US consulate employee ‘under house arrest’ in Turkey since January: State media
An employee at the United States' Istanbul consulate, Nazmi Mete Cantürk, turned himself in to Turkish authorities on Jan. 31 and has been under house arrest ever since, state-run Anadolu Agency reported on Feb. 10.
Cantürk's name had come up in the midst of a diplomatic crisis between the U.S. and Turkey back in 2017.
The employee was reported to have been summoned to give his testimony by the Istanbul Chief Prosecutor’s Office in a case involving Metin Topuz, another consulate worker accused of espionage by the Turkish state.
The most recent report revealed that Cantürk, who was reported to have been missing at the time, turned himself in late January.
Reports back in 2017 also said his wife and child were detained Oct. 9 in the Black Sea province of Amasya for suspected links to the Gülen network, accused of being behind last year’s failed coup attempt.
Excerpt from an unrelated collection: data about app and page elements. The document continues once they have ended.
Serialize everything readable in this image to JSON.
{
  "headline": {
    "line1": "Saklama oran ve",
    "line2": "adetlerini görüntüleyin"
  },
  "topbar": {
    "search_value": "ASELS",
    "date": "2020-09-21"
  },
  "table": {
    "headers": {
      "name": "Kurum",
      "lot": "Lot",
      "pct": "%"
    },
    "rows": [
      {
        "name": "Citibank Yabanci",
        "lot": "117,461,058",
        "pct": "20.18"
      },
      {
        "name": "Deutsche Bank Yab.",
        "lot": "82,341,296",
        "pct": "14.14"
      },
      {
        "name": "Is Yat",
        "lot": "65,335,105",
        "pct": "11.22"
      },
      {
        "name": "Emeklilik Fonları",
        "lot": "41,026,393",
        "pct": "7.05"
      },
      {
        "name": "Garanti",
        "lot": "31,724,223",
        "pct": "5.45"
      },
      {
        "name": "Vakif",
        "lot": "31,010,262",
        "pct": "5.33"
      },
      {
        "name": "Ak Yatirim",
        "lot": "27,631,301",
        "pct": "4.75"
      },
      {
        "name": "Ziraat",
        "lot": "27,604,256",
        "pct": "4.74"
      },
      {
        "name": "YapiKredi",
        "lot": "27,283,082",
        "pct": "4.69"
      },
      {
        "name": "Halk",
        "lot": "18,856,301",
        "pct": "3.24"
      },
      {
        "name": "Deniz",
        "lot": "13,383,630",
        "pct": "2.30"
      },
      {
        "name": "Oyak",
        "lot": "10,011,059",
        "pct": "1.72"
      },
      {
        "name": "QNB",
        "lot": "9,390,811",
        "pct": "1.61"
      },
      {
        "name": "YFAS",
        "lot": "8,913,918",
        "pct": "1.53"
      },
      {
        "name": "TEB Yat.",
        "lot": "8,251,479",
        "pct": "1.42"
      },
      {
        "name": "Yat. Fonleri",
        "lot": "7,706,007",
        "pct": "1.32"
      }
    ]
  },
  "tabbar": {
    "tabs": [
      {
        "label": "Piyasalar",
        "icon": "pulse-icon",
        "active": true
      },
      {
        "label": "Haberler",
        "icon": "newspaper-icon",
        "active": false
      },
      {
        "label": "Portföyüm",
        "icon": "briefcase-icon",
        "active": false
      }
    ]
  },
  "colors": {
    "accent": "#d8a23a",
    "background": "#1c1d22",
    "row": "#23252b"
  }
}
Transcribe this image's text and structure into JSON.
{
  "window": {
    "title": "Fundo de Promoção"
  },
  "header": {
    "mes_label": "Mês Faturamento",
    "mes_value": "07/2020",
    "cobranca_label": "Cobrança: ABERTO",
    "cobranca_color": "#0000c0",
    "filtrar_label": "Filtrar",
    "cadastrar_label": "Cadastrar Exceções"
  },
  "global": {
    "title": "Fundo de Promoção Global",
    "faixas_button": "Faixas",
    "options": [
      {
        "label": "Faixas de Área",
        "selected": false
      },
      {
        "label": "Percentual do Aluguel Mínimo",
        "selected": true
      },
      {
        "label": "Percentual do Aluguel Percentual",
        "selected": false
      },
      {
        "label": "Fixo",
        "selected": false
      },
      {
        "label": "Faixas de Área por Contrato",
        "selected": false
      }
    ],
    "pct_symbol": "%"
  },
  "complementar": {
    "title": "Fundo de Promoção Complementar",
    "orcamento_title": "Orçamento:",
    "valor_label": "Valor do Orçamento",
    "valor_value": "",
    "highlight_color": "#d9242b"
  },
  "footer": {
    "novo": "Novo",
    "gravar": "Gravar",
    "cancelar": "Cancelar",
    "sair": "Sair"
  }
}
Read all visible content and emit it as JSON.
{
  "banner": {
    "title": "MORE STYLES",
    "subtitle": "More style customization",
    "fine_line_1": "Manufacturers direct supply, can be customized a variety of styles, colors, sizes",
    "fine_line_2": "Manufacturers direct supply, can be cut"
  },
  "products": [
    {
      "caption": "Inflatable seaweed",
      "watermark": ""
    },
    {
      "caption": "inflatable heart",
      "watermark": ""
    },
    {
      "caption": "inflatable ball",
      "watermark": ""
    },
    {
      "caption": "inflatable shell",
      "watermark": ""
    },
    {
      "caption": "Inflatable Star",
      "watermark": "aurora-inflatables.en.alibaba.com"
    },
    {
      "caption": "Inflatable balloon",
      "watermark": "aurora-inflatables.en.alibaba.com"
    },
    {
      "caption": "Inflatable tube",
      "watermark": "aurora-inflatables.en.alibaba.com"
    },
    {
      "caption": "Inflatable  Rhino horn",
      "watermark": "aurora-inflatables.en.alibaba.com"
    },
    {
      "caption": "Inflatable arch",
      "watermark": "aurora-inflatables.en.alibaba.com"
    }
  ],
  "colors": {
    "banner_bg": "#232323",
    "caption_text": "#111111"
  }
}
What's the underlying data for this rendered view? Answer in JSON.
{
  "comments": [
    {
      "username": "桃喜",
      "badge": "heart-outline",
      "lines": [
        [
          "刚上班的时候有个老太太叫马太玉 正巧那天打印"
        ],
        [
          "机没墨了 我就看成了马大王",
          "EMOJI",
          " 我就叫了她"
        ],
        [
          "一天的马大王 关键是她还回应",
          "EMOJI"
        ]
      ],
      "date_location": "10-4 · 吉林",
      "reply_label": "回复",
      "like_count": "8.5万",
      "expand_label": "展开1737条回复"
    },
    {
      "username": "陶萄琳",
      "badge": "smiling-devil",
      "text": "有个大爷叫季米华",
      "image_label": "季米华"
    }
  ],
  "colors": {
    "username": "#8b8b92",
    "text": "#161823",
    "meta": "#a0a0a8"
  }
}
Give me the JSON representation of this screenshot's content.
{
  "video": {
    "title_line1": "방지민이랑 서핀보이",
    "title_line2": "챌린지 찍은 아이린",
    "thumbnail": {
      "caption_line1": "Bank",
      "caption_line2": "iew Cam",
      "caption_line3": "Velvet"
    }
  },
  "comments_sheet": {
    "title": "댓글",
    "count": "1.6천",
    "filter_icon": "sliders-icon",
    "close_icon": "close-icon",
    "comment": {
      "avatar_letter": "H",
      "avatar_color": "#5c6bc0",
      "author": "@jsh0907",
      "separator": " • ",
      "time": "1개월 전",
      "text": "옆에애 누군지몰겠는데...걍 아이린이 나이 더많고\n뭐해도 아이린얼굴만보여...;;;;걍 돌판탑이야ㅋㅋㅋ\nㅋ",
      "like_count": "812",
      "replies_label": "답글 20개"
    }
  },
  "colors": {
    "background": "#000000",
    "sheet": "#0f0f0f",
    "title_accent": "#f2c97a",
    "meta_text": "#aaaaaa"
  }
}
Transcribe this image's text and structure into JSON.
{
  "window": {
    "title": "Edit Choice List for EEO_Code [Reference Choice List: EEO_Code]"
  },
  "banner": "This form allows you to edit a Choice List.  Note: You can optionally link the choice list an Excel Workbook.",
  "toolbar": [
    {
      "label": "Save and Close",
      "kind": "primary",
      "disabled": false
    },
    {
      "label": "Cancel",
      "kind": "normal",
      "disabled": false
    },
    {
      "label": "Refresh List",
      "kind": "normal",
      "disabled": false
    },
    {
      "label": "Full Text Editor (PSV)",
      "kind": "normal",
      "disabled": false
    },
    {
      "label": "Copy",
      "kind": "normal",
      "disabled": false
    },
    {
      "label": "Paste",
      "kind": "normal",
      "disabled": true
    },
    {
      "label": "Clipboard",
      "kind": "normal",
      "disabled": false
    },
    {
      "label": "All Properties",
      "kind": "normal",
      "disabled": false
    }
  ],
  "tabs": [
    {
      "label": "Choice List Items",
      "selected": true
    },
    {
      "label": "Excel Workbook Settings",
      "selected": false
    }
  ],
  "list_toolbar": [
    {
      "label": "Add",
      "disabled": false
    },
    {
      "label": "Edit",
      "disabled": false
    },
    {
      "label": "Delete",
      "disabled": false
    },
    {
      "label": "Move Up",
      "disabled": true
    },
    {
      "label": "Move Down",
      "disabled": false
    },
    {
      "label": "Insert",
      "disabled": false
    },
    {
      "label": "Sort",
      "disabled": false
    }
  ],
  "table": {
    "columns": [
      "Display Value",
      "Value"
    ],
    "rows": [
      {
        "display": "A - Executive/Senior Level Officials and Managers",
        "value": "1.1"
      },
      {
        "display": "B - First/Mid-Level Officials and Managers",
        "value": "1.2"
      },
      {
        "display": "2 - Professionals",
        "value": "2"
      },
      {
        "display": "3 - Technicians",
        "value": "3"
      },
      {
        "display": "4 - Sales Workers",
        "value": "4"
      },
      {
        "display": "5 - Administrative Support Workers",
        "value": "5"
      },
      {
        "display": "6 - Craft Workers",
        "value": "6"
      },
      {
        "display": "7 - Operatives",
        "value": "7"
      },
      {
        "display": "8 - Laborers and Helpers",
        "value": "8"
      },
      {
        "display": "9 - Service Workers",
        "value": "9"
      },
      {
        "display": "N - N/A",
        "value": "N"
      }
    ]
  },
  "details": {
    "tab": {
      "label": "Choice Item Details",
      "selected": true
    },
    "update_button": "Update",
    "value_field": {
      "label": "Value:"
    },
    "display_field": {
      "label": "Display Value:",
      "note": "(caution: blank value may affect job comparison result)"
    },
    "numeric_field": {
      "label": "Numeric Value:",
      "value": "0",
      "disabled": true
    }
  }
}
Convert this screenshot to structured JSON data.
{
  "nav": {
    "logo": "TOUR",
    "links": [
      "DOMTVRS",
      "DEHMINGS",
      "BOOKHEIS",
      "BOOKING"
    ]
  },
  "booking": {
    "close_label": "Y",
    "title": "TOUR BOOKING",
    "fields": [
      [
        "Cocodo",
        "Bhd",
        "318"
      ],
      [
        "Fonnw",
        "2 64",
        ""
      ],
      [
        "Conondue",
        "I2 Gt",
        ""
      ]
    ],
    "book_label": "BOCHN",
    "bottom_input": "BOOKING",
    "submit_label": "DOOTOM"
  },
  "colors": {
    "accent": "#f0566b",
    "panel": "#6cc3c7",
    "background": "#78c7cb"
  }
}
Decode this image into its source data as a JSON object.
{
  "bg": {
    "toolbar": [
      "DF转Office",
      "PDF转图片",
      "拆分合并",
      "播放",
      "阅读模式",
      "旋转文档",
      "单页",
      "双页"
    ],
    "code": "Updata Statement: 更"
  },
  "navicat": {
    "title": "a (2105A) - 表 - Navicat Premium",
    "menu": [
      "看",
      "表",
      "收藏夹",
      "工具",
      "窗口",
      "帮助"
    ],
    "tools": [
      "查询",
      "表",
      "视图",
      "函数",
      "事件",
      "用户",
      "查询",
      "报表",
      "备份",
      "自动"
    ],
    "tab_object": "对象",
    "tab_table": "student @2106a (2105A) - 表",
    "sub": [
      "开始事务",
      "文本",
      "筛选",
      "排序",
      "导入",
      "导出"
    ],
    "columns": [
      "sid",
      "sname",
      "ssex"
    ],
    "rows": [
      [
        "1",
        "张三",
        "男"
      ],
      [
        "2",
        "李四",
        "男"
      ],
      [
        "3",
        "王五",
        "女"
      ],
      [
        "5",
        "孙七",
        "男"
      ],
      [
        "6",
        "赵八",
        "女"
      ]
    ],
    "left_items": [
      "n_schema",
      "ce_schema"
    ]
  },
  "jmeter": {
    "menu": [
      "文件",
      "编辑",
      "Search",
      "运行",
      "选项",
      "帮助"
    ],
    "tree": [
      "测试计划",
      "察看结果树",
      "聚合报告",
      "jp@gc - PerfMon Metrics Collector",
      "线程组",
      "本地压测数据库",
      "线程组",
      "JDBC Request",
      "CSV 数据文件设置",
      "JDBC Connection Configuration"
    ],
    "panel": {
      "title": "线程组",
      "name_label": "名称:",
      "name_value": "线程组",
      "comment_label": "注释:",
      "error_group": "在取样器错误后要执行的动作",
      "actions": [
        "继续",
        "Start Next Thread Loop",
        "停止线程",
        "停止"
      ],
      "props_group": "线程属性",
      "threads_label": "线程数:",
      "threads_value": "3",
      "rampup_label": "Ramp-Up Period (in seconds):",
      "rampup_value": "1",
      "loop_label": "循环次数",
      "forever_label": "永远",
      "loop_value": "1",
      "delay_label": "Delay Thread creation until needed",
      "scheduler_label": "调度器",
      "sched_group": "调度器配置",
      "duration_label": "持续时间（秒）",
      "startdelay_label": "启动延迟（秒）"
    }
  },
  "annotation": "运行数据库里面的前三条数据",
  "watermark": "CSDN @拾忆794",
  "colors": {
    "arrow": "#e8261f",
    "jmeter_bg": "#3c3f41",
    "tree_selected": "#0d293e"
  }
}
The two were then transferred to Istanbul.
An Istanbul court released the wife and daughter of Cantürk after questioning them over alleged links to the Gülen network, a judicial source had said on Oct. 16.
The judge released the wife and child on condition they do not travel abroad and with an obligation that they provide their signatures at a police station every week, said the source.
Topuz was detained on Sept. 25 and arrested on Oct. 4 on espionage charges, prompting a diplomatic crisis between Washington and Ankara.
Topuz was also charged with having alleged links with leading members of the Gülen network.
His arrest led Washington to suspend all non-immigrant visa services at diplomatic facilities in the country, which was immediately followed by a reciprocal move by the Turkish Embassy in Washington to suspend visa applications from the U.S.
The months-long visa row between Turkey and the United States ended only on Dec. 27 as both countries announced that they would resume full capacity visa proceedings for each other’s citizens.